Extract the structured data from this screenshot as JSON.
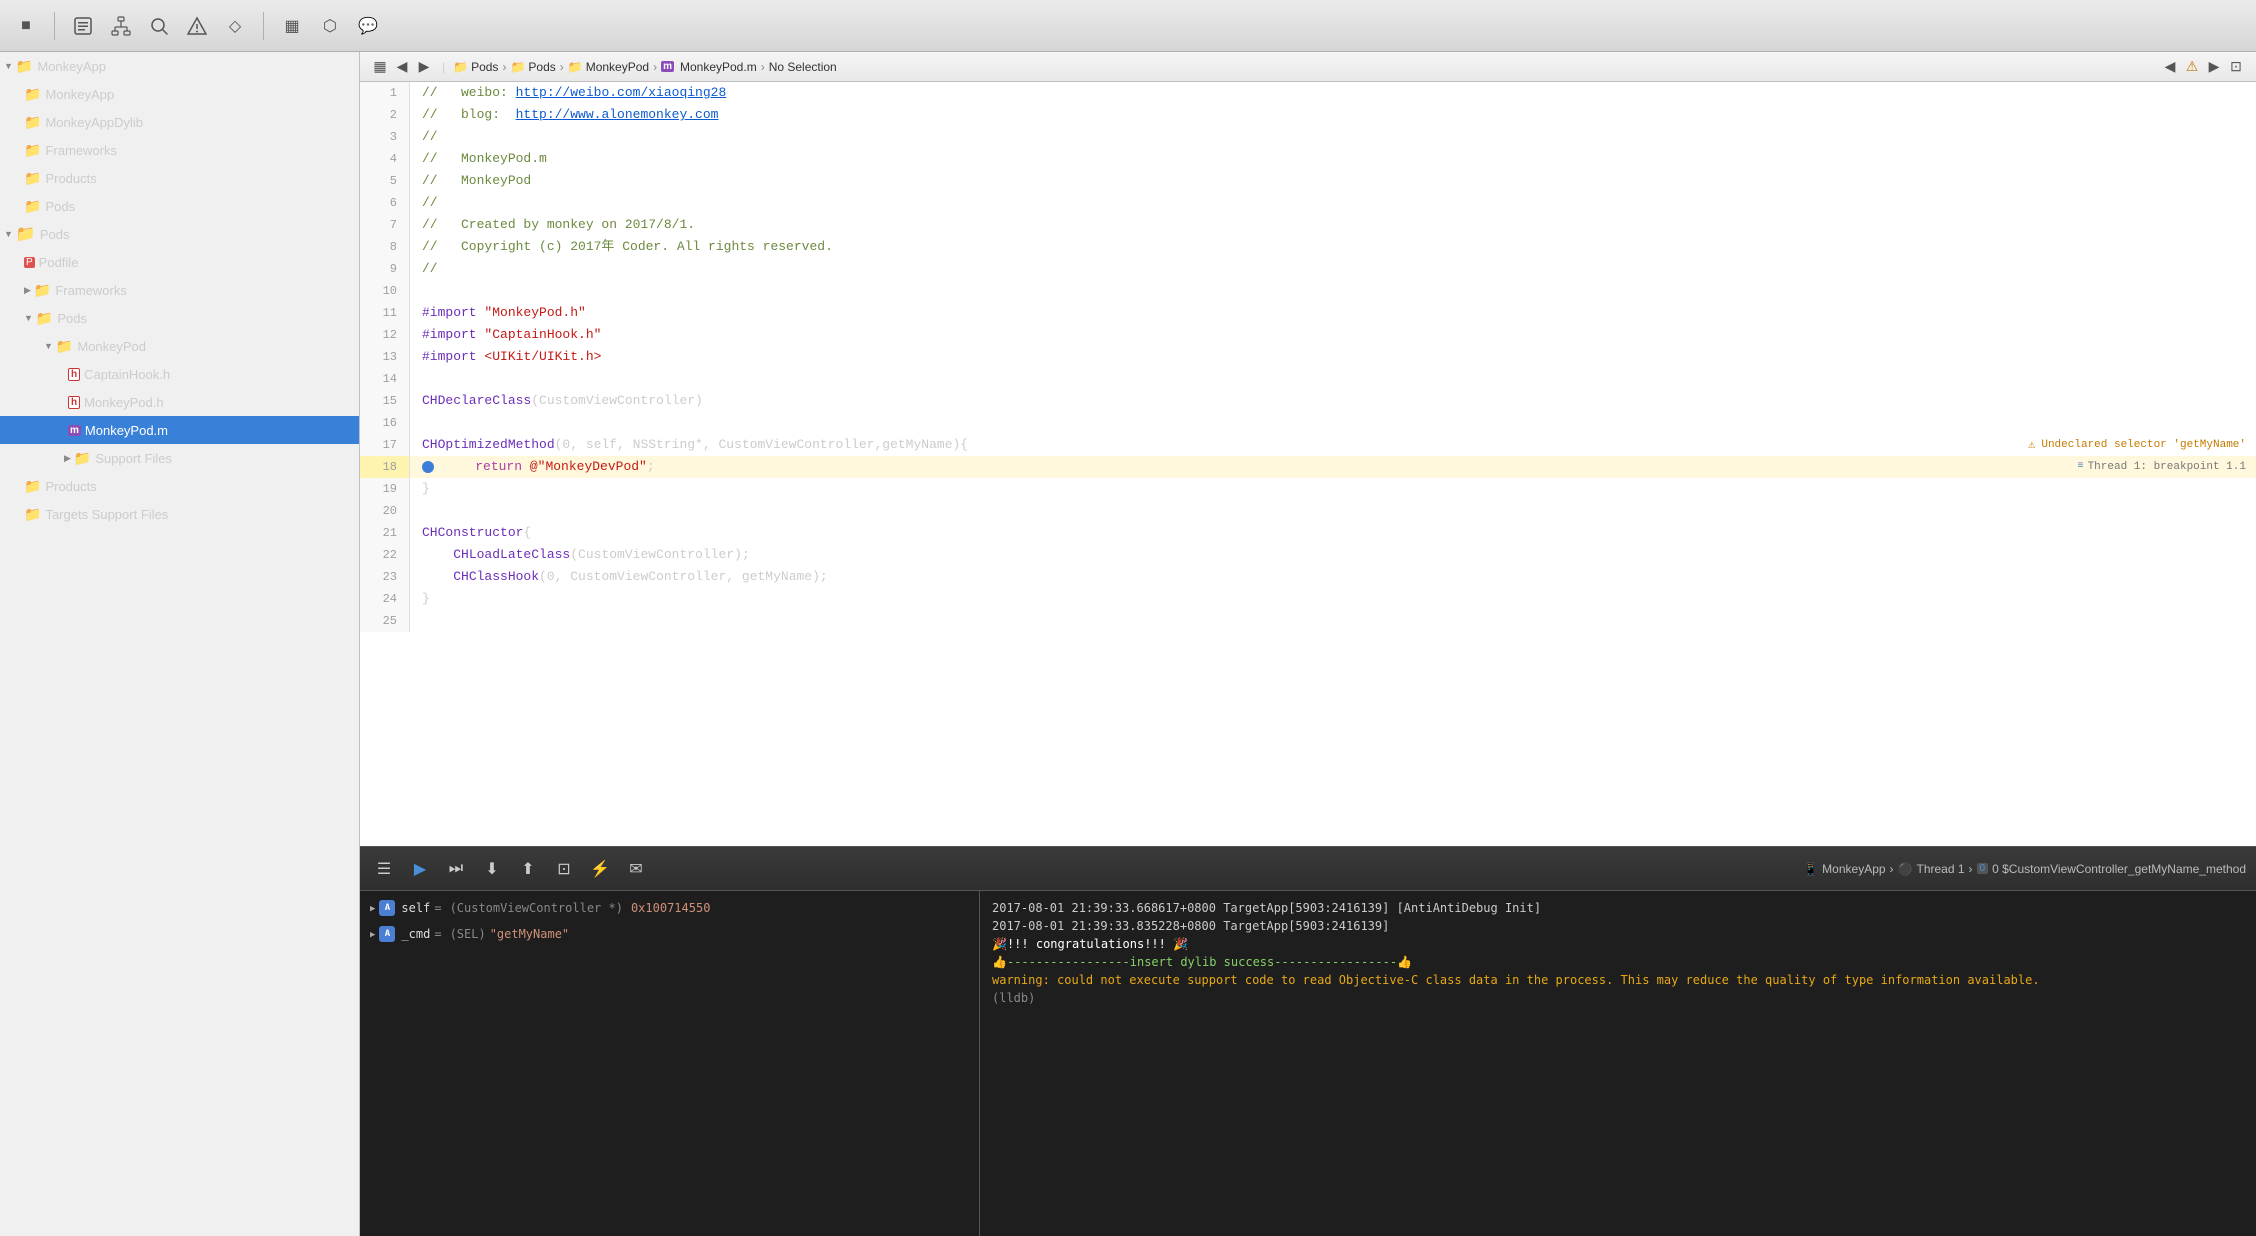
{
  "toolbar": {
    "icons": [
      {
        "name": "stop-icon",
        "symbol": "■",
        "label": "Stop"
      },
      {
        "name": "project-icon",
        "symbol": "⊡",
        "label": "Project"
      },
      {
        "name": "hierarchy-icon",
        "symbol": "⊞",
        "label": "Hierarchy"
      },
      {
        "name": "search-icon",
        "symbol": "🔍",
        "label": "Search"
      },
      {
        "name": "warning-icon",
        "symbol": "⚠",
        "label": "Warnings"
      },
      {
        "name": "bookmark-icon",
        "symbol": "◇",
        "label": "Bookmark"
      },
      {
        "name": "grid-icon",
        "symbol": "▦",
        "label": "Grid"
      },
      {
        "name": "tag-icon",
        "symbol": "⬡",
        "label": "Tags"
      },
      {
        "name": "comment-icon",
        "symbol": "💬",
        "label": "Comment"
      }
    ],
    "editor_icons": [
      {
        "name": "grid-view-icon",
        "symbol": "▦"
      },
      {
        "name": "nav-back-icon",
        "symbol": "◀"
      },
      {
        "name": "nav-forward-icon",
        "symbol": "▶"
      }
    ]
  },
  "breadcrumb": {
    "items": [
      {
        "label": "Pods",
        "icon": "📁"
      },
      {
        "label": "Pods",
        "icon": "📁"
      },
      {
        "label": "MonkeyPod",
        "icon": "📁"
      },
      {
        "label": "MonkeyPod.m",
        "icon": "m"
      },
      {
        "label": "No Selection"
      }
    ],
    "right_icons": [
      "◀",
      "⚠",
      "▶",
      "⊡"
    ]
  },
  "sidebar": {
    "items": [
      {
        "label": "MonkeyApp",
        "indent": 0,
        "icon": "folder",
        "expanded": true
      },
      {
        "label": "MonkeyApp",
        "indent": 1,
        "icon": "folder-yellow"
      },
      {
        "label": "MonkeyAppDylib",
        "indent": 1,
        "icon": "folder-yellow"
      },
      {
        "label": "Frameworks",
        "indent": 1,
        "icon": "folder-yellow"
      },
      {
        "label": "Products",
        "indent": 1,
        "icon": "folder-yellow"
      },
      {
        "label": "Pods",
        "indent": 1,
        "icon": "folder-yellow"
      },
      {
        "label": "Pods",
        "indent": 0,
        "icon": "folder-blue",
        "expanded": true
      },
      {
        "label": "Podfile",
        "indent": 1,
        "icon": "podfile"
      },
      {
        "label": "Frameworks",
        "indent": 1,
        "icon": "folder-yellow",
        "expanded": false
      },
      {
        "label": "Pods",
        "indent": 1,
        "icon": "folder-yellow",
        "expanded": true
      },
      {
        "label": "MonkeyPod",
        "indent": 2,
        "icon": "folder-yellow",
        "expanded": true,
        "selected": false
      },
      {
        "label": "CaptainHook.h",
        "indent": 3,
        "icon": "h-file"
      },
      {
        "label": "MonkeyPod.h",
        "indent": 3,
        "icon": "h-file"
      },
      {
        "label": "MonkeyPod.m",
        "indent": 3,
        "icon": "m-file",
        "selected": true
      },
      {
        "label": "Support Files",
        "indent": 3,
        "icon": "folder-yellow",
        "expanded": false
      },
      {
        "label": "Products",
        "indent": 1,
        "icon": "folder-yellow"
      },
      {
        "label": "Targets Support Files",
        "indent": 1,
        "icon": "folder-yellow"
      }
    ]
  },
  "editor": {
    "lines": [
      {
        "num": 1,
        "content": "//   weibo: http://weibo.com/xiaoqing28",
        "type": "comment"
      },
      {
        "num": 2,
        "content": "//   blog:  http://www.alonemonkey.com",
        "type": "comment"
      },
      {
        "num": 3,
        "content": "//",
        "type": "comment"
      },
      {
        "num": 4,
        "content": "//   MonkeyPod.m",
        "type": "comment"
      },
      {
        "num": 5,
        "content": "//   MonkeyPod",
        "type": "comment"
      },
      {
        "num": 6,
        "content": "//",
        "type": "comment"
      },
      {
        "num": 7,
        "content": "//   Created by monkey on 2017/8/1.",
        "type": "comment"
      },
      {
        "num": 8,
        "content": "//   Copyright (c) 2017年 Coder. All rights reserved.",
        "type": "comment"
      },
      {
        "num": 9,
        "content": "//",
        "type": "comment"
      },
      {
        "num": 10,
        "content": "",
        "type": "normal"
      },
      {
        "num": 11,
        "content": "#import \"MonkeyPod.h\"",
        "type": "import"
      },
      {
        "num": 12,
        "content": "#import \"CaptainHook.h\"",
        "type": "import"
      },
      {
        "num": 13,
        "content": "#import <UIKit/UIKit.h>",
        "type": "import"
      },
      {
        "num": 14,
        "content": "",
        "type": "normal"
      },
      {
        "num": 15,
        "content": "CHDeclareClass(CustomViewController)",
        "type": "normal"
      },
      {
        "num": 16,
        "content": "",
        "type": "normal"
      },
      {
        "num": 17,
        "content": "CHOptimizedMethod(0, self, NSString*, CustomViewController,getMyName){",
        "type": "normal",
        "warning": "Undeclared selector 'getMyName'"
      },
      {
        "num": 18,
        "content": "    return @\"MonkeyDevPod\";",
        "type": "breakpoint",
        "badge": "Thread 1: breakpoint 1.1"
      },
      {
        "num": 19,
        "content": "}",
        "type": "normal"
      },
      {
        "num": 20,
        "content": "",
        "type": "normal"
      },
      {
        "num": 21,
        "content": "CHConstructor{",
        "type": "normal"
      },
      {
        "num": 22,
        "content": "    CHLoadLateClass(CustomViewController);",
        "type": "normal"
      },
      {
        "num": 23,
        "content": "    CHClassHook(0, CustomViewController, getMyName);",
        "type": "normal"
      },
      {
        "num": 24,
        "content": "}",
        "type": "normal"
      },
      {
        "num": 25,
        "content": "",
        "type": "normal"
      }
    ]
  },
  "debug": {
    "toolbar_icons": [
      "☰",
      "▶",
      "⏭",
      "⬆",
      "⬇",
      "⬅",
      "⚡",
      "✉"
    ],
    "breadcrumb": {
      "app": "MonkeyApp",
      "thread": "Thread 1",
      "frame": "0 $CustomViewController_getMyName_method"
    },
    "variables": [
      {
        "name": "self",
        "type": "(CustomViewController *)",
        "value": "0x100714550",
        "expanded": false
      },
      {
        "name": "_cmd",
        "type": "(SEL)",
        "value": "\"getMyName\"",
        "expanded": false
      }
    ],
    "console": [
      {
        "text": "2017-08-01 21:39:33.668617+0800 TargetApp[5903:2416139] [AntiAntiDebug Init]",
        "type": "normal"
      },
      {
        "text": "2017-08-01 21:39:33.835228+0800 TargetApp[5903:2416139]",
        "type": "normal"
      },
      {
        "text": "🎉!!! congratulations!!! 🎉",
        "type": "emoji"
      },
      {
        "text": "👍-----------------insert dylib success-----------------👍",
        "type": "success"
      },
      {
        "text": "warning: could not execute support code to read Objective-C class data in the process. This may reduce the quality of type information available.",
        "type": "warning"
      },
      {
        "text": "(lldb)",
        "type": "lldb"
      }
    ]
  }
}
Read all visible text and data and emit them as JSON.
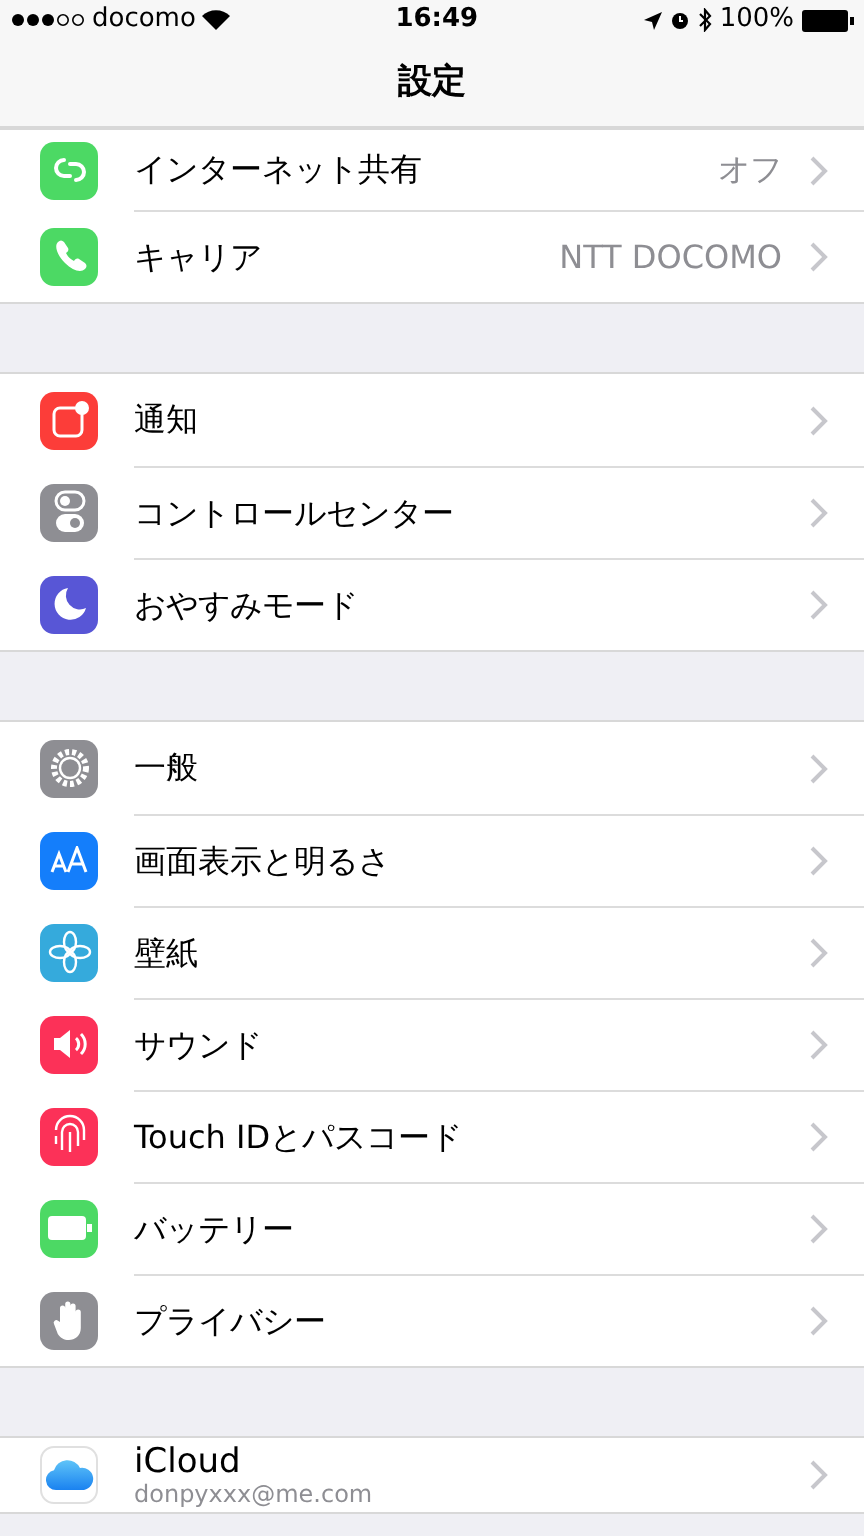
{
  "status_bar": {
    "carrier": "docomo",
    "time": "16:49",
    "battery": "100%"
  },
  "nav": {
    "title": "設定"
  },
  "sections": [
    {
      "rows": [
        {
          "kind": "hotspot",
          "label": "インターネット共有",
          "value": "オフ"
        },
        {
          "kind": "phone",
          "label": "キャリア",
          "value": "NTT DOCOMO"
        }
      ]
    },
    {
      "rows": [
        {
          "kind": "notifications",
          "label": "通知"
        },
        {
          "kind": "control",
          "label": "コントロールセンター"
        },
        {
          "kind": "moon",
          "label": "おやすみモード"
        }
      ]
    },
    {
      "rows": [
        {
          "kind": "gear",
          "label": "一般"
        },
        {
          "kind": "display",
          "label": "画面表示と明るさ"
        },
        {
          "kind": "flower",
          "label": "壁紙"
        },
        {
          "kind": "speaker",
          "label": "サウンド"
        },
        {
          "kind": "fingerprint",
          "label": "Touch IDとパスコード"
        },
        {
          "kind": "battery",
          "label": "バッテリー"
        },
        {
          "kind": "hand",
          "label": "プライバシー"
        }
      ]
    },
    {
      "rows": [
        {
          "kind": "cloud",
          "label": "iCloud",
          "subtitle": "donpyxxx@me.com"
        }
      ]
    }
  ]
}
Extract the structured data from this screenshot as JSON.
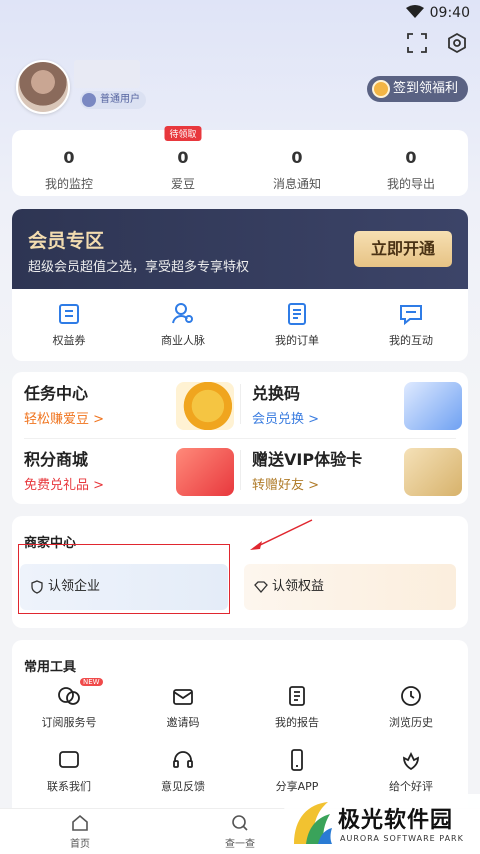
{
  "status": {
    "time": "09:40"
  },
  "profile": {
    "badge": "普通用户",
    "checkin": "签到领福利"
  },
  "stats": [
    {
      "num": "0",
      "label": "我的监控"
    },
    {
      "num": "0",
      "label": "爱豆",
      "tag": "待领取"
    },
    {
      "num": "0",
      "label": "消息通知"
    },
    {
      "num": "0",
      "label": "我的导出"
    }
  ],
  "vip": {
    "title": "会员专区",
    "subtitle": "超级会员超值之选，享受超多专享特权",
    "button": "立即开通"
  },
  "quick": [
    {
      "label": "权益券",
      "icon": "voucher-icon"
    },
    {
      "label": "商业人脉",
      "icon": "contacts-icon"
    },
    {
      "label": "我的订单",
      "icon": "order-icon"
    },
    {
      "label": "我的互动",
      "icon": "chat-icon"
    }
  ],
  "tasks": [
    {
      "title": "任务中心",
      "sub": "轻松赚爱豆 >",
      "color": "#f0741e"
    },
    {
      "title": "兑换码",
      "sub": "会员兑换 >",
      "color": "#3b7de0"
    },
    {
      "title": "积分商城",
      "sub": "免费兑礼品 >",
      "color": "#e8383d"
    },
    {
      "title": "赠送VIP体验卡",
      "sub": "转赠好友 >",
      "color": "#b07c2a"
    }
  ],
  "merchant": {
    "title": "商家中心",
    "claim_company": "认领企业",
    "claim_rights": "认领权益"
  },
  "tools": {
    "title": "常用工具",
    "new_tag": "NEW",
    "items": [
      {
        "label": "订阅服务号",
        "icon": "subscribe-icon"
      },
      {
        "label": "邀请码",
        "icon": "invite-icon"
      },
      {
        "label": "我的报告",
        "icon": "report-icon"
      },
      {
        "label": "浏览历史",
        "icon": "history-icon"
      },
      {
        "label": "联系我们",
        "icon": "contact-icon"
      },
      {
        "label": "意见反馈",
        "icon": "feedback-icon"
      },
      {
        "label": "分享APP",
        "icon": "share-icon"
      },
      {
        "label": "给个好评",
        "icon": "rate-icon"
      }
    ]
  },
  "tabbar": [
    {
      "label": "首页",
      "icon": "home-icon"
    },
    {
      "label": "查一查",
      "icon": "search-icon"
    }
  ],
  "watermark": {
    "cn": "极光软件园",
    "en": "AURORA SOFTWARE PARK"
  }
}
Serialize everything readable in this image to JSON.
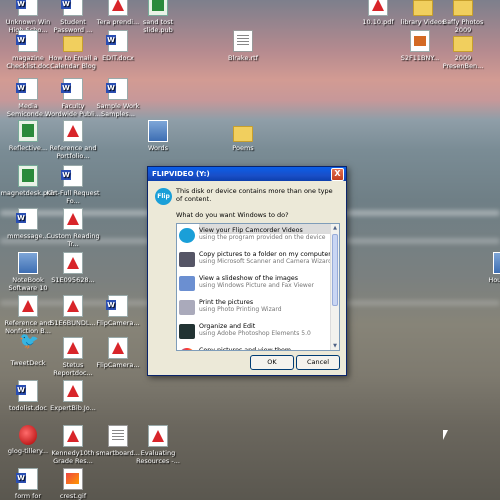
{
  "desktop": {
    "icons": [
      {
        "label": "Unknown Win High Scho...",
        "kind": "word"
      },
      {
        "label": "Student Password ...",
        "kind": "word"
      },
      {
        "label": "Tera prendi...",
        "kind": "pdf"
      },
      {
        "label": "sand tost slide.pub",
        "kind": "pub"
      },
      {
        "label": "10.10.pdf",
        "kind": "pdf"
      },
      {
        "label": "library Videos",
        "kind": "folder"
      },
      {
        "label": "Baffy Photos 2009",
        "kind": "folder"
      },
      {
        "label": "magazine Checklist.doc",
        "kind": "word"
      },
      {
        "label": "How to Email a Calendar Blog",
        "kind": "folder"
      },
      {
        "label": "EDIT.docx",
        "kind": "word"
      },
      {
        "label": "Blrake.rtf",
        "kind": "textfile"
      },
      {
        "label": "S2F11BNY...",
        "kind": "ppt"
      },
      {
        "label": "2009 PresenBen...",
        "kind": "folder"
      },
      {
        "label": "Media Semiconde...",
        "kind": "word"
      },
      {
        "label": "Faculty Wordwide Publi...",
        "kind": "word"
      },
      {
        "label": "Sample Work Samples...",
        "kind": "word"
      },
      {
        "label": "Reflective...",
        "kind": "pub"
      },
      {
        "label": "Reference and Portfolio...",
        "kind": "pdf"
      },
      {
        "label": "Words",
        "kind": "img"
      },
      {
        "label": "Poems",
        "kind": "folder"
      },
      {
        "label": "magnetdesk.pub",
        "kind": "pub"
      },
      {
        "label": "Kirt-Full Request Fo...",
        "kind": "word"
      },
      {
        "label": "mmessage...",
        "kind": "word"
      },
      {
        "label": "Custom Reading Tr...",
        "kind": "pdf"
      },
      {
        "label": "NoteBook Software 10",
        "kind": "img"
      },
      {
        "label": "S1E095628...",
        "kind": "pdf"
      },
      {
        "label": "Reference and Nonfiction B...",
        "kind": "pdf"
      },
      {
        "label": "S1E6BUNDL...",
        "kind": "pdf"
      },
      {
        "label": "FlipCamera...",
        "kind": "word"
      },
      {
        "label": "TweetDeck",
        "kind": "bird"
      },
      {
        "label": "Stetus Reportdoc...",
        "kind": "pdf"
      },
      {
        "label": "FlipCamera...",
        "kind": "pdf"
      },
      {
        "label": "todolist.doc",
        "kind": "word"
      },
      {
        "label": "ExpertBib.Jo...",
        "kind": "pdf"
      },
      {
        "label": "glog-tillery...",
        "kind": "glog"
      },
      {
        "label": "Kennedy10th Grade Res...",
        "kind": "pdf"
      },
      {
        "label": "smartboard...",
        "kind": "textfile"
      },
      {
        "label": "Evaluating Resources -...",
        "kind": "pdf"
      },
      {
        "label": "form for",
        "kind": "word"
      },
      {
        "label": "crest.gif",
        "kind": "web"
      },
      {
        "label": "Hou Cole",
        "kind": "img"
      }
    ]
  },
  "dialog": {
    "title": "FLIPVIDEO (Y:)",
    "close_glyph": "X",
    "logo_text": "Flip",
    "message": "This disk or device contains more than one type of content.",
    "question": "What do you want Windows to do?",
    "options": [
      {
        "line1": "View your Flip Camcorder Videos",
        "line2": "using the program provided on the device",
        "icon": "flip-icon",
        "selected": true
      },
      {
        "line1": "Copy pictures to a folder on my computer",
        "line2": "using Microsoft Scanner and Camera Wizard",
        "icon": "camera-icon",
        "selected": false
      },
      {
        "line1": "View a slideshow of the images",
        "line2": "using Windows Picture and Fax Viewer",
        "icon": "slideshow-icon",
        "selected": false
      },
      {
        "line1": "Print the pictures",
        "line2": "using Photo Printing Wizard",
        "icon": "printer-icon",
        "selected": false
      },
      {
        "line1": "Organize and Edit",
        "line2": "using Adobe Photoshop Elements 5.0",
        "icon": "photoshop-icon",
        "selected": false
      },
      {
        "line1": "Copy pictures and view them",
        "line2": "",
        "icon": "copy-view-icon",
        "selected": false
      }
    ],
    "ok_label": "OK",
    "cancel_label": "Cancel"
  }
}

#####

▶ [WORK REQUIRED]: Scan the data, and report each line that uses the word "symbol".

▶ [TASK RESPONSE]:
        "symbol": "■",
        "symbol": "⊡",
        "symbol": "⊞",
        "symbol": "🔍",
        "symbol": "⚠",
        "symbol": "◇",
        "symbol": "▦",
        "symbol": "⬡",
        "symbol": "💬",
        "symbol": "▦"
        "symbol": "◀"
        "symbol": "▶"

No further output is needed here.